Print out every record exactly as it appears.

(DATA SUPPLIED Opens)

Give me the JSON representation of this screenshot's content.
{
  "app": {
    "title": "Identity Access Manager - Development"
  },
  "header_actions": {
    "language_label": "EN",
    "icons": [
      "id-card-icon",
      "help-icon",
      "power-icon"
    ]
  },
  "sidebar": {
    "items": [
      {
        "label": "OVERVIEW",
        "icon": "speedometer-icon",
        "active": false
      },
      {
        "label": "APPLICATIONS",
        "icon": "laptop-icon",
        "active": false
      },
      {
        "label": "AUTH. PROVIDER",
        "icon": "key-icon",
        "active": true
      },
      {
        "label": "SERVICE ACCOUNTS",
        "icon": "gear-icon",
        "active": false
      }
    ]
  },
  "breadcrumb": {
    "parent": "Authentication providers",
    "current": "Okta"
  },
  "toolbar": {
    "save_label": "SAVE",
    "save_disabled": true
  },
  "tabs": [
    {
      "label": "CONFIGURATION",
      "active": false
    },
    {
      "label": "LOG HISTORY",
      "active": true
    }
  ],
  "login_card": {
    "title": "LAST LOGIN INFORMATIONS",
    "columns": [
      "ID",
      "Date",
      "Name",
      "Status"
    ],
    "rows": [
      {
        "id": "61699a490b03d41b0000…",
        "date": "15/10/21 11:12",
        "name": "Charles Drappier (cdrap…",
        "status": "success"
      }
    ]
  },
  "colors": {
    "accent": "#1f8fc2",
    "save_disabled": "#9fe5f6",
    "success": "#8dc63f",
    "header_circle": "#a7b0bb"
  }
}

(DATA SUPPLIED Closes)

EXERCISE ANSWER -
Give me the JSON representation of this screenshot's content.
{
  "app": {
    "title": "Identity Access Manager - Development"
  },
  "header_actions": {
    "language_label": "EN",
    "icons": [
      "id-card-icon",
      "help-icon",
      "power-icon"
    ]
  },
  "sidebar": {
    "items": [
      {
        "label": "OVERVIEW",
        "icon": "speedometer-icon",
        "active": false
      },
      {
        "label": "APPLICATIONS",
        "icon": "laptop-icon",
        "active": false
      },
      {
        "label": "AUTH. PROVIDER",
        "icon": "key-icon",
        "active": true
      },
      {
        "label": "SERVICE ACCOUNTS",
        "icon": "gear-icon",
        "active": false
      }
    ]
  },
  "breadcrumb": {
    "parent": "Authentication providers",
    "current": "Okta"
  },
  "toolbar": {
    "save_label": "SAVE",
    "save_disabled": true
  },
  "tabs": [
    {
      "label": "CONFIGURATION",
      "active": false
    },
    {
      "label": "LOG HISTORY",
      "active": true
    }
  ],
  "login_card": {
    "title": "LAST LOGIN INFORMATIONS",
    "columns": [
      "ID",
      "Date",
      "Name",
      "Status"
    ],
    "rows": [
      {
        "id": "61699a490b03d41b0000…",
        "date": "15/10/21 11:12",
        "name": "Charles Drappier (cdrap…",
        "status": "success"
      }
    ]
  },
  "colors": {
    "accent": "#1f8fc2",
    "save_disabled": "#9fe5f6",
    "success": "#8dc63f",
    "header_circle": "#a7b0bb"
  }
}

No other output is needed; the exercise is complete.